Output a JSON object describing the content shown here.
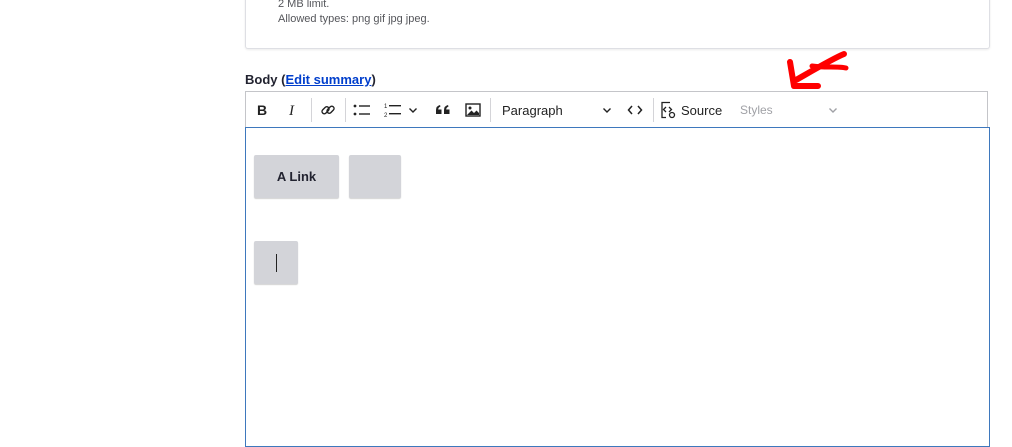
{
  "upload_description": {
    "line1": "2 MB limit.",
    "line2": "Allowed types: png gif jpg jpeg."
  },
  "body_field": {
    "label": "Body",
    "open_paren": " (",
    "edit_summary_link": "Edit summary",
    "close_paren": ")"
  },
  "toolbar": {
    "heading_select": "Paragraph",
    "source_label": "Source",
    "styles_select": "Styles",
    "icons": [
      "bold-icon",
      "italic-icon",
      "link-icon",
      "bulleted-list-icon",
      "numbered-list-icon",
      "chevron-down-icon",
      "blockquote-icon",
      "image-icon",
      "code-icon",
      "source-icon"
    ]
  },
  "editor": {
    "button1_label": "A Link",
    "button2_label": "",
    "button3_label": ""
  },
  "colors": {
    "link": "#003ecc",
    "editor_focus_border": "#3e78bd",
    "annotation_arrow": "#ff0000",
    "button_bg": "#d3d4d9"
  }
}
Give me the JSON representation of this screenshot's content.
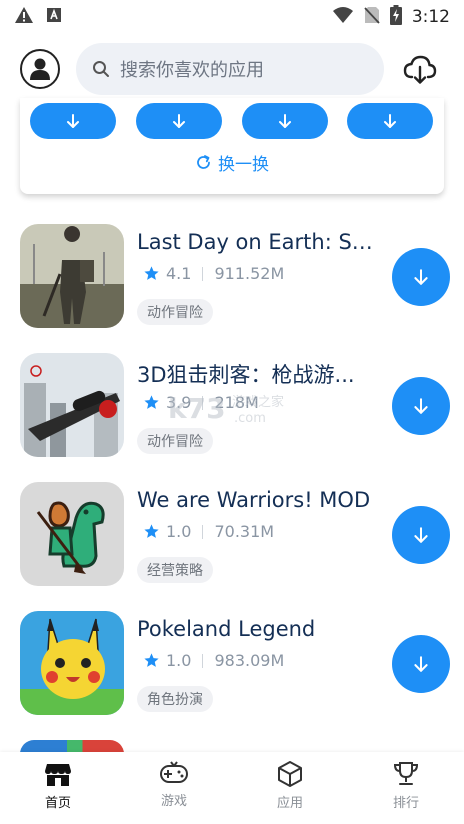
{
  "status_bar": {
    "time": "3:12"
  },
  "header": {
    "search_placeholder": "搜索你喜欢的应用"
  },
  "recommend": {
    "refresh_label": "换一换"
  },
  "apps": [
    {
      "title": "Last Day on Earth: Su...",
      "rating": "4.1",
      "size": "911.52M",
      "tag": "动作冒险"
    },
    {
      "title": "3D狙击刺客：枪战游...",
      "rating": "3.9",
      "size": "218M",
      "tag": "动作冒险"
    },
    {
      "title": "We are Warriors! MOD",
      "rating": "1.0",
      "size": "70.31M",
      "tag": "经营策略"
    },
    {
      "title": "Pokeland Legend",
      "rating": "1.0",
      "size": "983.09M",
      "tag": "角色扮演"
    }
  ],
  "watermark": {
    "brand": "k73",
    "sub": "游戏之家",
    "domain": ".com"
  },
  "bottom_nav": [
    {
      "label": "首页"
    },
    {
      "label": "游戏"
    },
    {
      "label": "应用"
    },
    {
      "label": "排行"
    }
  ],
  "colors": {
    "accent": "#1e8ff6",
    "title": "#142f55",
    "star": "#1e8ff6"
  }
}
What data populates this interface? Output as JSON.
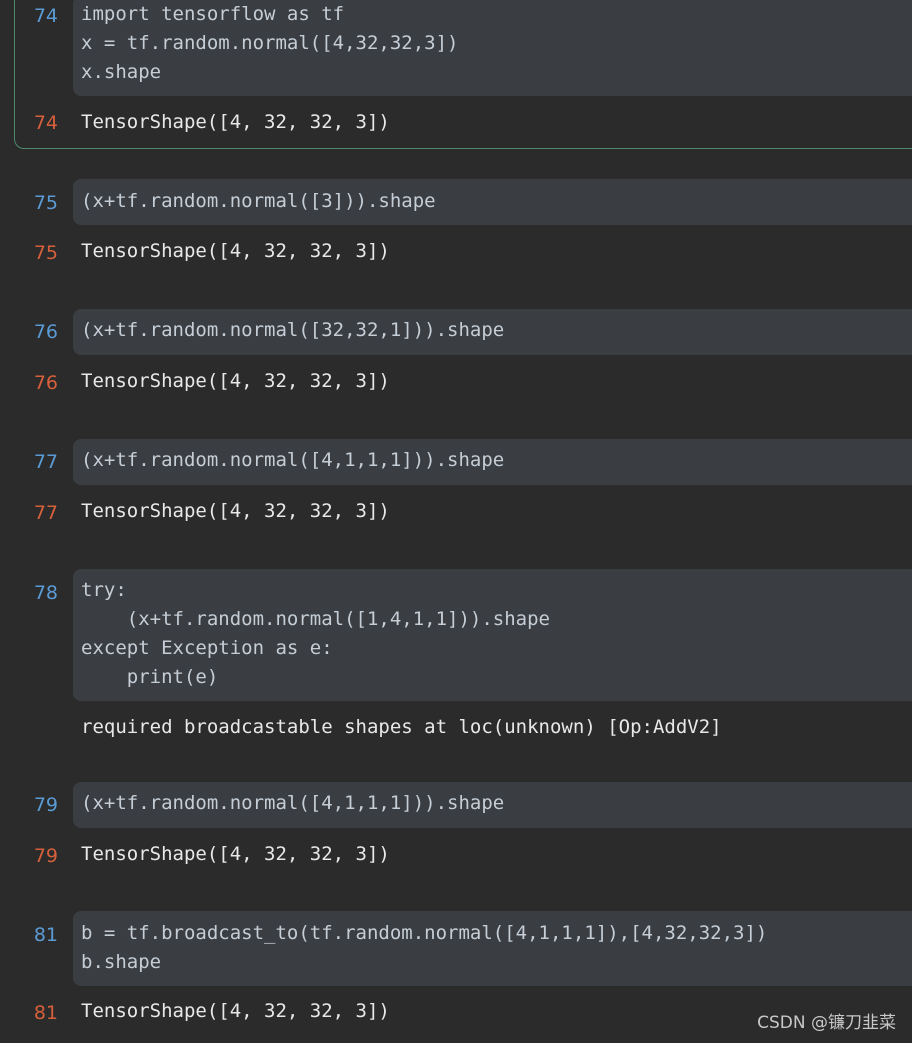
{
  "cells": [
    {
      "in_count": "74",
      "input": "import tensorflow as tf\nx = tf.random.normal([4,32,32,3])\nx.shape",
      "out_count": "74",
      "output": "TensorShape([4, 32, 32, 3])"
    },
    {
      "in_count": "75",
      "input": "(x+tf.random.normal([3])).shape",
      "out_count": "75",
      "output": "TensorShape([4, 32, 32, 3])"
    },
    {
      "in_count": "76",
      "input": "(x+tf.random.normal([32,32,1])).shape",
      "out_count": "76",
      "output": "TensorShape([4, 32, 32, 3])"
    },
    {
      "in_count": "77",
      "input": "(x+tf.random.normal([4,1,1,1])).shape",
      "out_count": "77",
      "output": "TensorShape([4, 32, 32, 3])"
    },
    {
      "in_count": "78",
      "input": "try:\n    (x+tf.random.normal([1,4,1,1])).shape\nexcept Exception as e:\n    print(e)",
      "out_count": "",
      "output": "required broadcastable shapes at loc(unknown) [Op:AddV2]"
    },
    {
      "in_count": "79",
      "input": "(x+tf.random.normal([4,1,1,1])).shape",
      "out_count": "79",
      "output": "TensorShape([4, 32, 32, 3])"
    },
    {
      "in_count": "81",
      "input": "b = tf.broadcast_to(tf.random.normal([4,1,1,1]),[4,32,32,3])\nb.shape",
      "out_count": "81",
      "output": "TensorShape([4, 32, 32, 3])"
    }
  ],
  "watermark": "CSDN @镰刀韭菜",
  "colors": {
    "background": "#2b2b2b",
    "input_box": "#3a3d41",
    "in_prompt": "#5b9bd5",
    "out_prompt": "#d6603b",
    "selected_border": "#4f8a6f"
  }
}
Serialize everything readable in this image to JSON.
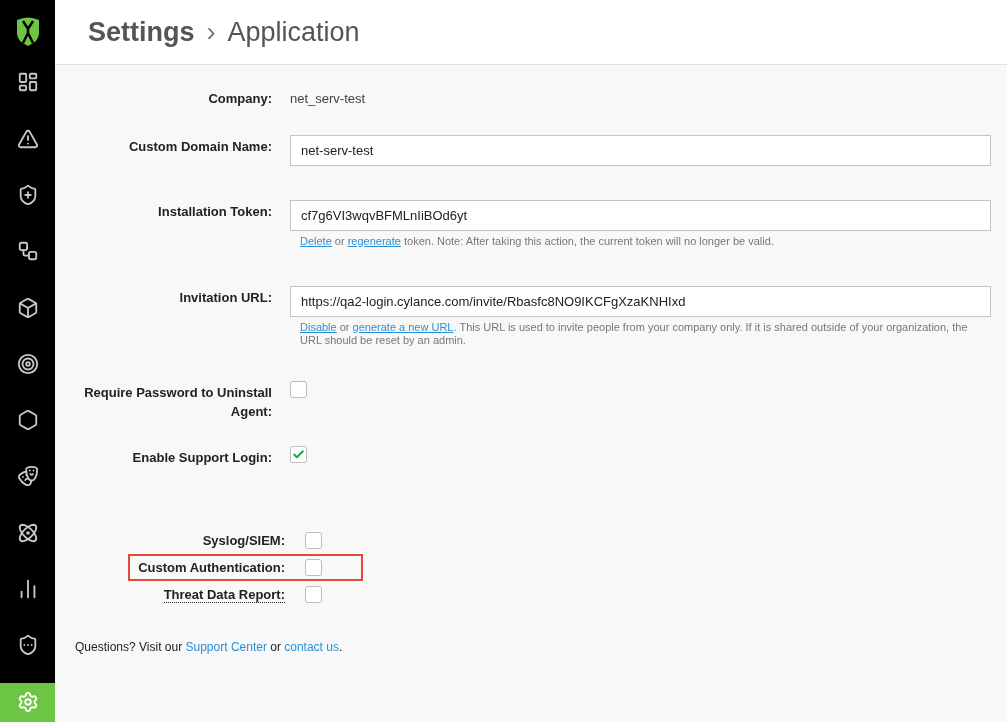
{
  "sidebar": {
    "items": [
      {
        "selected": false
      },
      {
        "selected": false
      },
      {
        "selected": false
      },
      {
        "selected": false
      },
      {
        "selected": false
      },
      {
        "selected": false
      },
      {
        "selected": false
      },
      {
        "selected": false
      },
      {
        "selected": false
      },
      {
        "selected": false
      },
      {
        "selected": false
      },
      {
        "selected": true
      }
    ]
  },
  "breadcrumb": {
    "parent": "Settings",
    "separator": "›",
    "current": "Application"
  },
  "fields": [
    {
      "kind": "text",
      "label": "Company:",
      "value": "net_serv-test"
    },
    {
      "kind": "input",
      "label": "Custom Domain Name:",
      "value": "net-serv-test"
    },
    {
      "kind": "input",
      "label": "Installation Token:",
      "value": "cf7g6VI3wqvBFMLnIiBOd6yt",
      "help": [
        {
          "kind": "link",
          "text": "Delete"
        },
        {
          "kind": "text",
          "text": " or "
        },
        {
          "kind": "link",
          "text": "regenerate"
        },
        {
          "kind": "text",
          "text": " token. Note: After taking this action, the current token will no longer be valid."
        }
      ]
    },
    {
      "kind": "input",
      "label": "Invitation URL:",
      "value": "https://qa2-login.cylance.com/invite/Rbasfc8NO9IKCFgXzaKNHIxd",
      "help": [
        {
          "kind": "link",
          "text": "Disable"
        },
        {
          "kind": "text",
          "text": " or "
        },
        {
          "kind": "link",
          "text": "generate a new URL"
        },
        {
          "kind": "text",
          "text": ". This URL is used to invite people from your company only. If it is shared outside of your organization, the URL should be reset by an admin."
        }
      ]
    },
    {
      "kind": "checkbox",
      "label": "Require Password to Uninstall Agent:",
      "checked": false
    },
    {
      "kind": "checkbox",
      "label": "Enable Support Login:",
      "checked": true
    }
  ],
  "integrations": [
    {
      "label": "Syslog/SIEM:",
      "checked": false,
      "highlighted": false,
      "has_tooltip": false
    },
    {
      "label": "Custom Authentication:",
      "checked": false,
      "highlighted": true,
      "has_tooltip": false
    },
    {
      "label": "Threat Data Report:",
      "checked": false,
      "highlighted": false,
      "has_tooltip": true
    }
  ],
  "footer": [
    {
      "kind": "text",
      "text": "Questions? Visit our "
    },
    {
      "kind": "link",
      "text": "Support Center"
    },
    {
      "kind": "text",
      "text": " or "
    },
    {
      "kind": "link",
      "text": "contact us"
    },
    {
      "kind": "text",
      "text": "."
    }
  ]
}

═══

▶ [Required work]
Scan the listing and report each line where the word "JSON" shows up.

▶ [Written answer]
Output a JSON object describing the content shown here.
Give me the JSON representation of this screenshot's content.
What data populates this interface? Output as JSON.
Serialize everything readable in this image to JSON.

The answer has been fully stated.